Stand by Me was based on a short story called “The Body” by Stephen King which is found in the collections called Different Seasons.
That one movie attached itself to my spine, set up its place in my thoughts and changed everything. I ate, drank and slept Stand by Me. I had my first crush because of that movie, enter the moody River Phoenix. I began to read, a lot, because of that movie. (Thank you Stephen King and VC Andrews and Ray Bradbury and Madeline L’Engle.) I began to write because of that movie. I wrote ‘fan fiction’ before I even knew fan fiction was a thing.
Movies always resonated with the writer in me. Of course so do certain pieces of art, songs, poems, and concertos. Art for the sake of art, art inspiring art and all that. So I’ve had the open-ended question in my mind for a while, is there a movie that has affected me the same way as an adult?
And I found it.
Midnight in Paris.
That movie spoke volumes to my writer-self.
Look, I love Hemingway, have for a long time, not as long as Stephen King, but almost. I didn’t come to love Hemingway for his writing first. I came to love him for his letters. The sheer volume of correspondence he kept was overwhelming. I loved his sense of adventure and his travel. And I loved who he hung out with and that he hung out with said crowd in Paris. In the 20s. There always seemed to be such substance and need and urgency in the group of people he hung out with. Then I read A Moveable Feast and from there I properly jumped down the rabbit hole.
When Woody Allen’s love letter to the Lost Generation came out, I was downright tickled. It was so clever, and so thoughtful and so well done and fucking fun. But I think what hit me most poignantly in the gut was the way he wrote Hemingway’s lines. As if they were supposed to be as over the top as the man, as indignant, but at the same time filled with as much heart as he was known to have.

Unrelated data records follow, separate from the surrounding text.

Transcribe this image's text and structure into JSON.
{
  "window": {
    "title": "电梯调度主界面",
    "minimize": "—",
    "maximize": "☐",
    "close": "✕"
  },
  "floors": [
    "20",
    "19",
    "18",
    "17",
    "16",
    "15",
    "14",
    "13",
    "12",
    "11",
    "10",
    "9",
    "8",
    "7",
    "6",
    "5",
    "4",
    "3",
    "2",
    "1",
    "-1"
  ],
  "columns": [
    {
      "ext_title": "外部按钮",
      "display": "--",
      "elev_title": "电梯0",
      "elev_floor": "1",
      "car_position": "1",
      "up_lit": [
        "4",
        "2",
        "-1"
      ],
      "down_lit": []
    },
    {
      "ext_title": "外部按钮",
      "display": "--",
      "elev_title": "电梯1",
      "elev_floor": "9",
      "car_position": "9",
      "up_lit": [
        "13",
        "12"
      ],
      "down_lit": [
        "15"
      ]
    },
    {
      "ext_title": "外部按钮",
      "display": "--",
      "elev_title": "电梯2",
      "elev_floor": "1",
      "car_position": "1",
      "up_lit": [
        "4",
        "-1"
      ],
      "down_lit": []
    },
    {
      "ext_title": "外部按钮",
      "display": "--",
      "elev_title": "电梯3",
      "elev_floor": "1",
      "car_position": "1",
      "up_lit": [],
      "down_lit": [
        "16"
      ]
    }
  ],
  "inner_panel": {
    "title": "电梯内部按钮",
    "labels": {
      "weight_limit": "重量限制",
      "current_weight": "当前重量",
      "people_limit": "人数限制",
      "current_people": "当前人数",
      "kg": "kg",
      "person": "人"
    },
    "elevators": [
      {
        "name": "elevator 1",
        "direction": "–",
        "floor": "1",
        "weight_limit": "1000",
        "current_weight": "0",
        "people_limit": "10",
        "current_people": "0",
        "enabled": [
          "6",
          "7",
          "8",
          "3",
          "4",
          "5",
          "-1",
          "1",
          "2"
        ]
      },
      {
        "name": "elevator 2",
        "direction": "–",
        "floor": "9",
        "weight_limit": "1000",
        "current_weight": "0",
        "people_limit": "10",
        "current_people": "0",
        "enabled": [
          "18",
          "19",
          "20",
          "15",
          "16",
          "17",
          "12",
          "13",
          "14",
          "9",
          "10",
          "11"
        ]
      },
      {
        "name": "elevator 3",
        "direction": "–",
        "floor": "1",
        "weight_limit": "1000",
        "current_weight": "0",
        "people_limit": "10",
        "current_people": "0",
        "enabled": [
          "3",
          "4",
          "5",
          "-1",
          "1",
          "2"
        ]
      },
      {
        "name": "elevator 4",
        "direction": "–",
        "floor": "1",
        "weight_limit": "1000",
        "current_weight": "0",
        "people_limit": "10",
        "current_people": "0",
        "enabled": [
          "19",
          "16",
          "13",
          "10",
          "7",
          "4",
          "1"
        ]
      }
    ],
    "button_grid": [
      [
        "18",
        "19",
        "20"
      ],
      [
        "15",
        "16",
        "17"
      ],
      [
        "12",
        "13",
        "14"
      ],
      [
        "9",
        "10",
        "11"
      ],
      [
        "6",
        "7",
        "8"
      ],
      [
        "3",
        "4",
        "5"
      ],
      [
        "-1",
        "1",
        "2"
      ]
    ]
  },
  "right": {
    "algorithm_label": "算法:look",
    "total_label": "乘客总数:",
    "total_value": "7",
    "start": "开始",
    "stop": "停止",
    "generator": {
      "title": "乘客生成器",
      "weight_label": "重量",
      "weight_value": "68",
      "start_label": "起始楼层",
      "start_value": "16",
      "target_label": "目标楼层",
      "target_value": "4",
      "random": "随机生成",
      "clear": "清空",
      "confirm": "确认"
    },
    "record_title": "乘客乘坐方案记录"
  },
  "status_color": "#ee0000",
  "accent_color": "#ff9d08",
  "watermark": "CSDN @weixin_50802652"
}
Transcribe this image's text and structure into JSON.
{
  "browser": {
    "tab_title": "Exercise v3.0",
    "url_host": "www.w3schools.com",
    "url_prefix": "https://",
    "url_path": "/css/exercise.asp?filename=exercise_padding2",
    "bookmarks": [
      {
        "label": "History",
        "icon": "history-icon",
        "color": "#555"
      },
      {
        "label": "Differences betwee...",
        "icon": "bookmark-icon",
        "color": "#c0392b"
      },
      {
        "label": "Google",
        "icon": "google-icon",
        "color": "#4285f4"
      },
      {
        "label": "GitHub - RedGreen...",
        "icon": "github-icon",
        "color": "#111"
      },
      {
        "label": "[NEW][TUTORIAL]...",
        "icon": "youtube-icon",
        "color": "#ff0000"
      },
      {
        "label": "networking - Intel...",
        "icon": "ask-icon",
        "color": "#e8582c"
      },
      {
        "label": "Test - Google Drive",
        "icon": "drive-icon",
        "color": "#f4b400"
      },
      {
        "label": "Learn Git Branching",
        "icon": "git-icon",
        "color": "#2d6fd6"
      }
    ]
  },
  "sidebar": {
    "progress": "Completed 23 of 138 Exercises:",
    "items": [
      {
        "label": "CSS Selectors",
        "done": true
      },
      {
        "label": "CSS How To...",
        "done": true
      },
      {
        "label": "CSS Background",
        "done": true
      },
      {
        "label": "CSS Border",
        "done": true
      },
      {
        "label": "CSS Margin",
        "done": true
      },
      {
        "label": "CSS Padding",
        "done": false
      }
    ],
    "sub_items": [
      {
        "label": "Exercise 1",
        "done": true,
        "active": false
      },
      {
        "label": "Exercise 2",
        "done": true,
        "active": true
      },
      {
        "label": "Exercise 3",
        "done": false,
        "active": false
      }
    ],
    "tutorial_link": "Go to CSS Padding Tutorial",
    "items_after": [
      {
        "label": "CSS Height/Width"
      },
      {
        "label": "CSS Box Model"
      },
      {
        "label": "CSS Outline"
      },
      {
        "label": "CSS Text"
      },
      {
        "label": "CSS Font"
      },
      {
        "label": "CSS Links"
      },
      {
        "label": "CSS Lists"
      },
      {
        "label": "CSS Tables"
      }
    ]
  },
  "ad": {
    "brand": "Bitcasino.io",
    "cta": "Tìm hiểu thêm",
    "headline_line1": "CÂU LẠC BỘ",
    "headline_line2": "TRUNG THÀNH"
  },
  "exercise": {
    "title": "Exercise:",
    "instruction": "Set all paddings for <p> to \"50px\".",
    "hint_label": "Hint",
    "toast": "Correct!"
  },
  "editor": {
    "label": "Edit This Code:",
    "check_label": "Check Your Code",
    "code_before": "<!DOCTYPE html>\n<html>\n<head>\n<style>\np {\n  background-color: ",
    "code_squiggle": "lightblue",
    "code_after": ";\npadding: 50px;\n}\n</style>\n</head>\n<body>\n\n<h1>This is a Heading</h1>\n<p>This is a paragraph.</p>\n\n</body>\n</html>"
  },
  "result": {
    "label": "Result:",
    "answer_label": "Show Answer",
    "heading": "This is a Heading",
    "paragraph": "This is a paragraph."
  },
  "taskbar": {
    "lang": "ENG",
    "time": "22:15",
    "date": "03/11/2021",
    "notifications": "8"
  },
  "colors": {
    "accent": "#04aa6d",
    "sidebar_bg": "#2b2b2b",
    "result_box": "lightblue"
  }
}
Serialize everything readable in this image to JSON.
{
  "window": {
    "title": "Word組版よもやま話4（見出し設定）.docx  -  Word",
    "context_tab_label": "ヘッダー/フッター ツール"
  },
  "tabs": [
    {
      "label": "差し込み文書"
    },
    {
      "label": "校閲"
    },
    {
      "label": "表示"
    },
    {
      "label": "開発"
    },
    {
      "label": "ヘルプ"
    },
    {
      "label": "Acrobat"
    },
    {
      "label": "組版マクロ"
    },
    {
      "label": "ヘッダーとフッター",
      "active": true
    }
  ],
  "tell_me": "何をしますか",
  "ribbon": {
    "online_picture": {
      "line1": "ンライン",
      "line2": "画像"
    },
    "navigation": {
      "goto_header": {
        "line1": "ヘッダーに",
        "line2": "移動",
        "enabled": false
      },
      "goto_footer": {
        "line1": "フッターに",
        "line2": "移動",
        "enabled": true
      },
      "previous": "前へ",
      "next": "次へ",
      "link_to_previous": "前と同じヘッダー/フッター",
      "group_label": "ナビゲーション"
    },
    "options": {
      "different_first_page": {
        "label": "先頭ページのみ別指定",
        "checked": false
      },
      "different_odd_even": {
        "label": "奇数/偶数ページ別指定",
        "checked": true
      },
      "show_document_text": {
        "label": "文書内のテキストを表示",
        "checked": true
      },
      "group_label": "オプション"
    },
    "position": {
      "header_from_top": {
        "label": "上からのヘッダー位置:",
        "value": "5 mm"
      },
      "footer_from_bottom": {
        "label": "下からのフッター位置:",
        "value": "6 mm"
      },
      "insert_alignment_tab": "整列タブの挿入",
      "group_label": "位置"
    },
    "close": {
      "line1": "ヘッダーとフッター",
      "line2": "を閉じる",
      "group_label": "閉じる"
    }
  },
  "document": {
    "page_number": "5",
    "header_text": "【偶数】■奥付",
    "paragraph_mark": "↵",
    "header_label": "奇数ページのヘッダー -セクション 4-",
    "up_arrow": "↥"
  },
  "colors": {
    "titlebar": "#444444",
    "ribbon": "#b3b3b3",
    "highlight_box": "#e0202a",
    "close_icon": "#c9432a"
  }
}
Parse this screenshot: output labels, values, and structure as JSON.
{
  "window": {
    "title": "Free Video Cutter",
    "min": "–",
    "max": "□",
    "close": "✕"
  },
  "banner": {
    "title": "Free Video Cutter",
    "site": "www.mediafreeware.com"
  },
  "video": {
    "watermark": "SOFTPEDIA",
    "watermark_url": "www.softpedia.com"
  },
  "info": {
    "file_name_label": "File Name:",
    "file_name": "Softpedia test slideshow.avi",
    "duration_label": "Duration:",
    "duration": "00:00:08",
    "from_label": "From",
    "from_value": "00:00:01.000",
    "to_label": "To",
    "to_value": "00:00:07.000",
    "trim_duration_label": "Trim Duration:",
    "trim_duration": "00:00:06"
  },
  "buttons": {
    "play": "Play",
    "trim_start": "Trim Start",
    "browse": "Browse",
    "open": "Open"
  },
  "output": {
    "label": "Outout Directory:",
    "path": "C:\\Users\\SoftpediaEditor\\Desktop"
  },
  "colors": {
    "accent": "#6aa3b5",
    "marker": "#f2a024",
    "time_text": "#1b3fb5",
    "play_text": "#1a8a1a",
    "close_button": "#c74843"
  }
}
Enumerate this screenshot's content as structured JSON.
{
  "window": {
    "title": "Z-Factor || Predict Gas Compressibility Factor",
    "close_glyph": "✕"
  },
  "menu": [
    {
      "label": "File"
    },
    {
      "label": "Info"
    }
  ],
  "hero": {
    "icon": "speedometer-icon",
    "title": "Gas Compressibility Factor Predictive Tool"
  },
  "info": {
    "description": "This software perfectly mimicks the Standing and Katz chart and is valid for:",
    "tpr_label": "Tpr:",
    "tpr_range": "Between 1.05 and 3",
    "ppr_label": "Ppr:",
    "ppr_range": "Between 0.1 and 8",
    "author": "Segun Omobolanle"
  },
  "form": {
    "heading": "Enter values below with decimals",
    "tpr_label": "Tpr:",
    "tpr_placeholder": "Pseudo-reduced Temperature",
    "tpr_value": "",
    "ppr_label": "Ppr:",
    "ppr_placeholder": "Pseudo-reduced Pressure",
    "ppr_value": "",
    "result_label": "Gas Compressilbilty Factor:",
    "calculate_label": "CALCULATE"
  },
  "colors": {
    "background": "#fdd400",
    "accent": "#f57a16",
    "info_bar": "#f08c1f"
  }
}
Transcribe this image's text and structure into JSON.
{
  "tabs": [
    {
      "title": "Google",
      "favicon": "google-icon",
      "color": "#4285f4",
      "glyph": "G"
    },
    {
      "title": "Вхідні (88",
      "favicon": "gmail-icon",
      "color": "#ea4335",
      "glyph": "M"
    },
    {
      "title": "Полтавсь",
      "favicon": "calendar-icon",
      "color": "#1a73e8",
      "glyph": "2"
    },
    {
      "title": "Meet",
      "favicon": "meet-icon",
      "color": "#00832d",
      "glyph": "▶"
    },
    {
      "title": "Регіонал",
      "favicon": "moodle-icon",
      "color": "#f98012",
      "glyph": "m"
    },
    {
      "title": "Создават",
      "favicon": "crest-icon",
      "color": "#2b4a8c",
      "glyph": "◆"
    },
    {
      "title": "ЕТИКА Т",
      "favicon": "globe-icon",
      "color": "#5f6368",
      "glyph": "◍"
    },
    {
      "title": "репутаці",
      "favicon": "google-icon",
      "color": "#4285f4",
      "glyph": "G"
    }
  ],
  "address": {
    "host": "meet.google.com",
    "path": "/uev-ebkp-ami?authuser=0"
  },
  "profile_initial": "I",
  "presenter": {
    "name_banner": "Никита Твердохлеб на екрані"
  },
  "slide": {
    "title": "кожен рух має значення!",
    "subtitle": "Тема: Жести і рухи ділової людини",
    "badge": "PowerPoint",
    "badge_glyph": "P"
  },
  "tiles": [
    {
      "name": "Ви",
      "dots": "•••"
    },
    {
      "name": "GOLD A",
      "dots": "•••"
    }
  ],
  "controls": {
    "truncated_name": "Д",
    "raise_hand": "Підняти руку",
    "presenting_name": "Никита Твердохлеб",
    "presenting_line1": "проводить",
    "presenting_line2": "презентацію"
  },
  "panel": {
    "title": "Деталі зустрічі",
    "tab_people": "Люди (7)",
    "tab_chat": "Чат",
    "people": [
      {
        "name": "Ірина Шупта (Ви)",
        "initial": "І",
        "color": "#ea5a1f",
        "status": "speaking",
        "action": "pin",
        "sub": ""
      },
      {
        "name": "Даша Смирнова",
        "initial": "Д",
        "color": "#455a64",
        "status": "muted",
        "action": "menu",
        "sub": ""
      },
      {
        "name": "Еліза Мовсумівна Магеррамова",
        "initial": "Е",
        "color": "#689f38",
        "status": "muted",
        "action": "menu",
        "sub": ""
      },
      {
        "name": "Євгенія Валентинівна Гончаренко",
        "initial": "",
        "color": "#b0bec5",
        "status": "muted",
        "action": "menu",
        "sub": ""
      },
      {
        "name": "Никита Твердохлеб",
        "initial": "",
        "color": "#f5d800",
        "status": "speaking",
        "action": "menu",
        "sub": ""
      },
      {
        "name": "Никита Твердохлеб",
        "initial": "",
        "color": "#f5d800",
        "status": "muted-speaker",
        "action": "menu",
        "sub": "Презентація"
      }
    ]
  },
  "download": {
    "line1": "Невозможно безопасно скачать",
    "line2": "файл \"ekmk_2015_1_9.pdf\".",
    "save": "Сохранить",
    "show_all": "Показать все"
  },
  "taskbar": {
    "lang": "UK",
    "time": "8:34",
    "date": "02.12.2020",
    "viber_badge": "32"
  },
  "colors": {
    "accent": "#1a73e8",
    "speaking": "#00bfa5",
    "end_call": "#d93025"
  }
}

To Fitzgerald who is bemoaning another tiff with his wife, Hemingway says: “You’re a writer, you need time to write, not all this fooling around.”
To Gil Pender (the time traveling writer from 2010) who is telling Hemingway about his book, and then backtracks and says, it doesn’t sound any good. Hemingway says, “No subject is terrible if the story is true, if the prose is clean and honest, and if it affirms courage and grace under pressure.”
In an effort to stop Gil Pender’s self-doubt, Hemingway says: “If you’re a writer, declare yourself the best writer. But you’re not, as long as I’m around, unless you want to put the gloves on and settle it.”
Gil asks Hemingway if he’ll read his book and Hemingway refuses: “If it’s bad, then I hate it because I hate bad writing. If it’s good, then I’ll be envious and I’ll hate it all the more. You don’t want the opinion of another writer.”
And this wonder of a piece, “I believe that love that is true and real, creates a respite from death. All cowardice comes from not loving, or not loving well, which is the same thing. And then the man who is brave and true looks death squarely in the face, like some rhino-hunters I know, or Belmonte, who is truly brave. It is because they make love with sufficient passion, to push death out of their minds, until it returns, as it does, to all men. And then you must make really good love again.”
Yeah, Midnight in Paris. It pushed back the demons and worries. It got me in the writing heart and pushed me to create and do better. And isn’t that the point of art? To push us to do, be, and create better?